-- To do --
Give the number of lines in the records below that contain the word "JSON", and nothing more.

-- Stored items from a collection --
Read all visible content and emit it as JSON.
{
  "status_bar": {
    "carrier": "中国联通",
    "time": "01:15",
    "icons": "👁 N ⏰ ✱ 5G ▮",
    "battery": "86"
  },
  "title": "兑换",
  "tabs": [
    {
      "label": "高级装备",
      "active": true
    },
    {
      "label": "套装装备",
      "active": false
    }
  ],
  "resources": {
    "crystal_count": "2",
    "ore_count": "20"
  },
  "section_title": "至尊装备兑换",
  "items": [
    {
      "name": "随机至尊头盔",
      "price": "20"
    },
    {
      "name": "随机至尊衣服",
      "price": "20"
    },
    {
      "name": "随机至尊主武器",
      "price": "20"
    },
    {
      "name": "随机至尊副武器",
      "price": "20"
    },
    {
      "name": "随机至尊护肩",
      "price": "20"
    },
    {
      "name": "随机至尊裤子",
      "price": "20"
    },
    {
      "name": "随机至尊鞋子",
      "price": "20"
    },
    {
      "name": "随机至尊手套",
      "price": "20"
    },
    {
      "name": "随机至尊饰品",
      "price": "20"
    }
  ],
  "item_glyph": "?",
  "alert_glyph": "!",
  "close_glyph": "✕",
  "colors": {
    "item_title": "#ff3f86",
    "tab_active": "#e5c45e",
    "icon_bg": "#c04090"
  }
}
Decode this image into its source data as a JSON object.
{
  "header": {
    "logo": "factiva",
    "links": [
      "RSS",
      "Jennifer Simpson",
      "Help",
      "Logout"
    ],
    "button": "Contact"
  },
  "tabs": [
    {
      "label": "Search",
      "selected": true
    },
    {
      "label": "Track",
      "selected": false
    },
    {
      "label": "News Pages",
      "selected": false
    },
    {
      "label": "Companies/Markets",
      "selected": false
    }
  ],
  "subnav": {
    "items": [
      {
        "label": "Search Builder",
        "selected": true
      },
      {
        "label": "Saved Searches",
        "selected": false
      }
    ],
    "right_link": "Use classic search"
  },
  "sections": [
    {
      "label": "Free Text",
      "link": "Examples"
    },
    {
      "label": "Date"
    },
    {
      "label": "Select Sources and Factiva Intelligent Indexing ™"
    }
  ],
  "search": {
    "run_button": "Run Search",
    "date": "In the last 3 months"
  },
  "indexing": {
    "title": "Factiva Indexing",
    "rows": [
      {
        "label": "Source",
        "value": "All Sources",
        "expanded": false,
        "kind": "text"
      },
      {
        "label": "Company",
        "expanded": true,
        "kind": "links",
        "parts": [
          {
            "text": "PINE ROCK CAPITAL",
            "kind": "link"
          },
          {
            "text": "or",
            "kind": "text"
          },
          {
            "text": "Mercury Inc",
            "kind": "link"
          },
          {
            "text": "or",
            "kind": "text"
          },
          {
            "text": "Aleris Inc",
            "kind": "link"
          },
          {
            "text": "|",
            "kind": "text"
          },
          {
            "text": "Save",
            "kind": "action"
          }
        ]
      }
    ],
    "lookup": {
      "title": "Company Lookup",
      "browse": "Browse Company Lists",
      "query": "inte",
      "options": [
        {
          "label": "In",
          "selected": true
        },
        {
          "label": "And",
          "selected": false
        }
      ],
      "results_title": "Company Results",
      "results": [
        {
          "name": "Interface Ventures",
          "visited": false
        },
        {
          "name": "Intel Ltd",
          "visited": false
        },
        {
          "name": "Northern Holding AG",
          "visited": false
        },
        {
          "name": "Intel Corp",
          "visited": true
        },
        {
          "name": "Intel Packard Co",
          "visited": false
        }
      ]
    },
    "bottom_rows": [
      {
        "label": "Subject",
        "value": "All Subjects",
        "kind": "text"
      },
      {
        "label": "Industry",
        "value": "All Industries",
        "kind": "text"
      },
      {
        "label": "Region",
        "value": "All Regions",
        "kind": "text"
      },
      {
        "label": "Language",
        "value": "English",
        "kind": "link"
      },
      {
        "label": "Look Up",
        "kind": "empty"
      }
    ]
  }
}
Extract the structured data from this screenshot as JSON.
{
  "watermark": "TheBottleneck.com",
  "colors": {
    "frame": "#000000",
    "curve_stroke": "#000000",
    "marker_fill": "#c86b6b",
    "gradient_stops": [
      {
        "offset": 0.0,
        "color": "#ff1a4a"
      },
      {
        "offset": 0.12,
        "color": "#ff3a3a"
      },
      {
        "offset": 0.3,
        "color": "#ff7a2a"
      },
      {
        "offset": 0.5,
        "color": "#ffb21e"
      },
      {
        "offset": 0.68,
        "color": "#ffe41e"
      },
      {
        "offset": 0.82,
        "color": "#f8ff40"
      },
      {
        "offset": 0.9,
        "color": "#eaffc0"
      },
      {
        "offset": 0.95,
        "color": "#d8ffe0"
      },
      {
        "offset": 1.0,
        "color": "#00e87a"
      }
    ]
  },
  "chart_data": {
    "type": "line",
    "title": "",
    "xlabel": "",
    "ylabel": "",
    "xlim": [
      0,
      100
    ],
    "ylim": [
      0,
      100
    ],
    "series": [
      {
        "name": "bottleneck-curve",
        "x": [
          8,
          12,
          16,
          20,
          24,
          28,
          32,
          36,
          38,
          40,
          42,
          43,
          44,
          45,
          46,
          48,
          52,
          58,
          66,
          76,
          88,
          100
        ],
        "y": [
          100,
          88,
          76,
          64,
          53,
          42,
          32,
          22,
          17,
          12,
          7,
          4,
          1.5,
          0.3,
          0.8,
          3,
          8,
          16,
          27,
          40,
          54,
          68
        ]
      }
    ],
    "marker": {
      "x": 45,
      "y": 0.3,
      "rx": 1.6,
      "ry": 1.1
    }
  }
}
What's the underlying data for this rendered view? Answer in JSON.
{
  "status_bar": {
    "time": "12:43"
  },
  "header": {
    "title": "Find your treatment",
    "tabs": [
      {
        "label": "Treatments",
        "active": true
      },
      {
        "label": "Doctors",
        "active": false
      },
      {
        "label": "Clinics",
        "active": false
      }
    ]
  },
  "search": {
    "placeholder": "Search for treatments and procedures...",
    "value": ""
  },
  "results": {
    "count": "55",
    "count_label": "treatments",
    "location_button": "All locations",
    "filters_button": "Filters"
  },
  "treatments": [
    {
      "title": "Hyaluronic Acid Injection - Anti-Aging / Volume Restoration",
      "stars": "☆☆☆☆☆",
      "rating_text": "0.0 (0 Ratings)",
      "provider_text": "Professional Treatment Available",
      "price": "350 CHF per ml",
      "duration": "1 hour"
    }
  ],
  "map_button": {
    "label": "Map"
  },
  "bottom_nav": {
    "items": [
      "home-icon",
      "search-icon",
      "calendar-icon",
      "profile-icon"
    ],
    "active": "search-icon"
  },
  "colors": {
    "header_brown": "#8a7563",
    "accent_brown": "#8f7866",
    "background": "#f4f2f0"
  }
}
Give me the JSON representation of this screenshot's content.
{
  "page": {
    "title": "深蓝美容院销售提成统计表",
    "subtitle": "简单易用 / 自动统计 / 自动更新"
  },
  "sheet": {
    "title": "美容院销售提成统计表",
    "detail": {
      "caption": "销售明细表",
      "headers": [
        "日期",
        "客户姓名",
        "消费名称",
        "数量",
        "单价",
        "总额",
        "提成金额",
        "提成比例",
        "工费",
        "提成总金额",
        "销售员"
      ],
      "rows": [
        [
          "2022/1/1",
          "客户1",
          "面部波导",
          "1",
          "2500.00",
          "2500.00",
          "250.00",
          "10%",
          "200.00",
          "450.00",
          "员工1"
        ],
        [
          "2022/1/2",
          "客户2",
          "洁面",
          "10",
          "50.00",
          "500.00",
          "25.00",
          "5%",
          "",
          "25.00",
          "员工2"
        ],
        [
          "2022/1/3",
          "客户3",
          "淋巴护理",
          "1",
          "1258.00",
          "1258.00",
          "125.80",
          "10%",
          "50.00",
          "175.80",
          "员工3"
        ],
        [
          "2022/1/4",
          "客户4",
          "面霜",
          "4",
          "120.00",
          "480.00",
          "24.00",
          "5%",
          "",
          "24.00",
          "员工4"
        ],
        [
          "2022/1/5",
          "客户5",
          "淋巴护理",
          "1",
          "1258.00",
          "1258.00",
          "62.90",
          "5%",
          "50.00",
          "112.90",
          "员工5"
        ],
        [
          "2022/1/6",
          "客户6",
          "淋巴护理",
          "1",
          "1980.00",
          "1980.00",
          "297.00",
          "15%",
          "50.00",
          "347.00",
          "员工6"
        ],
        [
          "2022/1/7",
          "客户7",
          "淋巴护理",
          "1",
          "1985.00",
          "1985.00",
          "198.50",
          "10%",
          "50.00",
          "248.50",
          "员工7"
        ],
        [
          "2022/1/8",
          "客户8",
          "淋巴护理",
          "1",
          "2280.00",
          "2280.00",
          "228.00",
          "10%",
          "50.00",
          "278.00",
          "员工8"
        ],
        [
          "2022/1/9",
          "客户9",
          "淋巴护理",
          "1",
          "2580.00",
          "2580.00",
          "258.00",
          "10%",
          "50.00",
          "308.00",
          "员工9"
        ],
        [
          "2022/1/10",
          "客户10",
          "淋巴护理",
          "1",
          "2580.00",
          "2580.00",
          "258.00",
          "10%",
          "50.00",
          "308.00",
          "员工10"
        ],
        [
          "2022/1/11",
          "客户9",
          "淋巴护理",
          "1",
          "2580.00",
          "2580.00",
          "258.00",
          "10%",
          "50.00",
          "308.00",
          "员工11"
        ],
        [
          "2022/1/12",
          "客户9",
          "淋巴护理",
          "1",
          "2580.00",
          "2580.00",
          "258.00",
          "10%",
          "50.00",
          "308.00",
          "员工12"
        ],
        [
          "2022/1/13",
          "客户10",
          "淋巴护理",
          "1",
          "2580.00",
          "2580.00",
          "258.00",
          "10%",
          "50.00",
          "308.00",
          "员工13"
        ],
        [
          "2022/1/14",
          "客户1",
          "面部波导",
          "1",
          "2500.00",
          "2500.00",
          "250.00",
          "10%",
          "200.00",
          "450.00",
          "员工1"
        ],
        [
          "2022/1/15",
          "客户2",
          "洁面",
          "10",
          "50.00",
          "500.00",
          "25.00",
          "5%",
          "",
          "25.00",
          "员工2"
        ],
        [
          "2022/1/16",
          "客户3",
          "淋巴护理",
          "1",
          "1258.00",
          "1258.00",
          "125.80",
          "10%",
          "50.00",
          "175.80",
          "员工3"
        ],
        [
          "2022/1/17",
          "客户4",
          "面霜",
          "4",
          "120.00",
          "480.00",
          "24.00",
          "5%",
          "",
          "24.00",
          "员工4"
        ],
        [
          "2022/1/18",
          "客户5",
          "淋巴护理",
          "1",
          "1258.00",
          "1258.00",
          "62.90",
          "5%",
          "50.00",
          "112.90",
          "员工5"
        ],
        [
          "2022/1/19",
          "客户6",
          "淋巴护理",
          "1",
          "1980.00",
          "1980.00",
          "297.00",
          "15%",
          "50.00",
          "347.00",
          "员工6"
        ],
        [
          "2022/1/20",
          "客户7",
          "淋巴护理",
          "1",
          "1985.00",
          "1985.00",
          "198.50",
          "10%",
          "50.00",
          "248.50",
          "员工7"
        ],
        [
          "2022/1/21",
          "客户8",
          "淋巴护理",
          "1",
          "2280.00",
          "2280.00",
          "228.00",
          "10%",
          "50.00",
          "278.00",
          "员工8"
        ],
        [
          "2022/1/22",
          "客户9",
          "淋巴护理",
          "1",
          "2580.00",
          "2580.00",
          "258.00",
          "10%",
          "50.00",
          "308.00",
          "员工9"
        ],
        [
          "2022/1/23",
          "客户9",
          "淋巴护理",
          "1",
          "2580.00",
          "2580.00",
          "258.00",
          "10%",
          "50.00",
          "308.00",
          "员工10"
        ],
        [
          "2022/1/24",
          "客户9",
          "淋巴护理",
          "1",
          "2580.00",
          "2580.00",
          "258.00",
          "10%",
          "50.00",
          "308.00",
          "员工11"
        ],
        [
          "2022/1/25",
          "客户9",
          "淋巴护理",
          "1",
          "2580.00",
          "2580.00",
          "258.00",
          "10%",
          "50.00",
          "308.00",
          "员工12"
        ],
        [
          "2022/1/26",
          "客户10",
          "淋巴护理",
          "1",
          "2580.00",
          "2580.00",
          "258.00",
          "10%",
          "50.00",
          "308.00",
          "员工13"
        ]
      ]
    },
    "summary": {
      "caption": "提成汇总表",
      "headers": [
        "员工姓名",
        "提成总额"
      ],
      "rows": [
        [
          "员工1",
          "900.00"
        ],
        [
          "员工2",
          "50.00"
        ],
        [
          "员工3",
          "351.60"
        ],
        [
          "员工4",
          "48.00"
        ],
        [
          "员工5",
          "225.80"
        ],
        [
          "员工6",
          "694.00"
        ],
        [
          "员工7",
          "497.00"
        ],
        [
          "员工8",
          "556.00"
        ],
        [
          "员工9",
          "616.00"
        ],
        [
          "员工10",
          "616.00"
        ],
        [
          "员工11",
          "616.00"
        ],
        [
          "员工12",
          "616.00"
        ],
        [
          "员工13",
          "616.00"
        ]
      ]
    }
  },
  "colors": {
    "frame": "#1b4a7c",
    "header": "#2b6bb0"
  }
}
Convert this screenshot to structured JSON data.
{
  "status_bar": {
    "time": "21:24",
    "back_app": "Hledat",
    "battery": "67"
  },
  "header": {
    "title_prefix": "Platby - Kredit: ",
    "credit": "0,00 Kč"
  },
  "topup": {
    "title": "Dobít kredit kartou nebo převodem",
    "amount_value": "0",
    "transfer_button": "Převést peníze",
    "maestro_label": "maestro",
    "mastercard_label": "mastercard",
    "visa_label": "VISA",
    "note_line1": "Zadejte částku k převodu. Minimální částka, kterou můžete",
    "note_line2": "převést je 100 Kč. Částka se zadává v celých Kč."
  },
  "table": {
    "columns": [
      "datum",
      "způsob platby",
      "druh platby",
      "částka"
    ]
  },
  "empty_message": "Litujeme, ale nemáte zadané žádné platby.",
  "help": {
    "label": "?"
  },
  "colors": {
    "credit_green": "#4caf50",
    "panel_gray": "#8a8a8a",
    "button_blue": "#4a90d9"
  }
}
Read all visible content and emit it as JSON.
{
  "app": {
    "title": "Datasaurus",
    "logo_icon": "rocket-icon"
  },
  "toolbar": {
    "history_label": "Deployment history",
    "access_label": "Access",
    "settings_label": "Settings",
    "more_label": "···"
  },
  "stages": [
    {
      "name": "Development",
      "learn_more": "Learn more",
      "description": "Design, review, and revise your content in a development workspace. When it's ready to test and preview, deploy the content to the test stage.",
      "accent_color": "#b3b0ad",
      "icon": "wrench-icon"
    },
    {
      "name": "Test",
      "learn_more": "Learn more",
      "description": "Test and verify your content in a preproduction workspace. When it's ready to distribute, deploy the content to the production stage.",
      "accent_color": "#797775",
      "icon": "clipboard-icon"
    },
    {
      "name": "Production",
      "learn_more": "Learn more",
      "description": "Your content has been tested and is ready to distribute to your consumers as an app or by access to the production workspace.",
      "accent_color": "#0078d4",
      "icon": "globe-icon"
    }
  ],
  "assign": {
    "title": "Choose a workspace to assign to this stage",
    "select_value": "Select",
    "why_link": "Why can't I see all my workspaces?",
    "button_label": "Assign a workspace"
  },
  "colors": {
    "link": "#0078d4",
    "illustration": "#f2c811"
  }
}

-- Written response --
7